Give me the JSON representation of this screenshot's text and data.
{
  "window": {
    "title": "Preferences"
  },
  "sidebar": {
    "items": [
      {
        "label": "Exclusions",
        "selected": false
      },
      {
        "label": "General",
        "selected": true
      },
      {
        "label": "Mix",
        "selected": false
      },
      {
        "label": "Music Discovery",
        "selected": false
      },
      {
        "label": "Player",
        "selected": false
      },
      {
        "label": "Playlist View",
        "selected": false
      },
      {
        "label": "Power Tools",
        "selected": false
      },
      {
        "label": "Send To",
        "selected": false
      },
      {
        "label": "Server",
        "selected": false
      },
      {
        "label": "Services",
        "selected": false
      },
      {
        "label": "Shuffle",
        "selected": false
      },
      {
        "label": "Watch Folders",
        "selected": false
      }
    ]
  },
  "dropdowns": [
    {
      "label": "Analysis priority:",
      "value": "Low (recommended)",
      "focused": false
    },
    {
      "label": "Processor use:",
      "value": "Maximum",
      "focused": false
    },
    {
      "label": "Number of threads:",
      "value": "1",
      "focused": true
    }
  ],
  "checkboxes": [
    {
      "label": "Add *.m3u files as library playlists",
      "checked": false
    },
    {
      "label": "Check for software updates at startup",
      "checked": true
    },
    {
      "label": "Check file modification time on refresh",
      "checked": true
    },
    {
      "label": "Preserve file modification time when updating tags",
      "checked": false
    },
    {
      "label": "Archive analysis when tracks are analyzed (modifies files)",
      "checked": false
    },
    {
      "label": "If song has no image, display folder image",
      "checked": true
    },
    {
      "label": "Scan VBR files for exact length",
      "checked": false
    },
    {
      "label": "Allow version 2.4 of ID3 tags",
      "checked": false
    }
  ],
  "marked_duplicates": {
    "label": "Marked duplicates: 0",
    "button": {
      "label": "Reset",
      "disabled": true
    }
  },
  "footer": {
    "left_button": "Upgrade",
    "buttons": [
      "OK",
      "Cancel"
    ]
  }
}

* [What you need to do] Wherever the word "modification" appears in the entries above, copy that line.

* [Response]
      "label": "Check file modification time on refresh",
      "label": "Preserve file modification time when updating tags",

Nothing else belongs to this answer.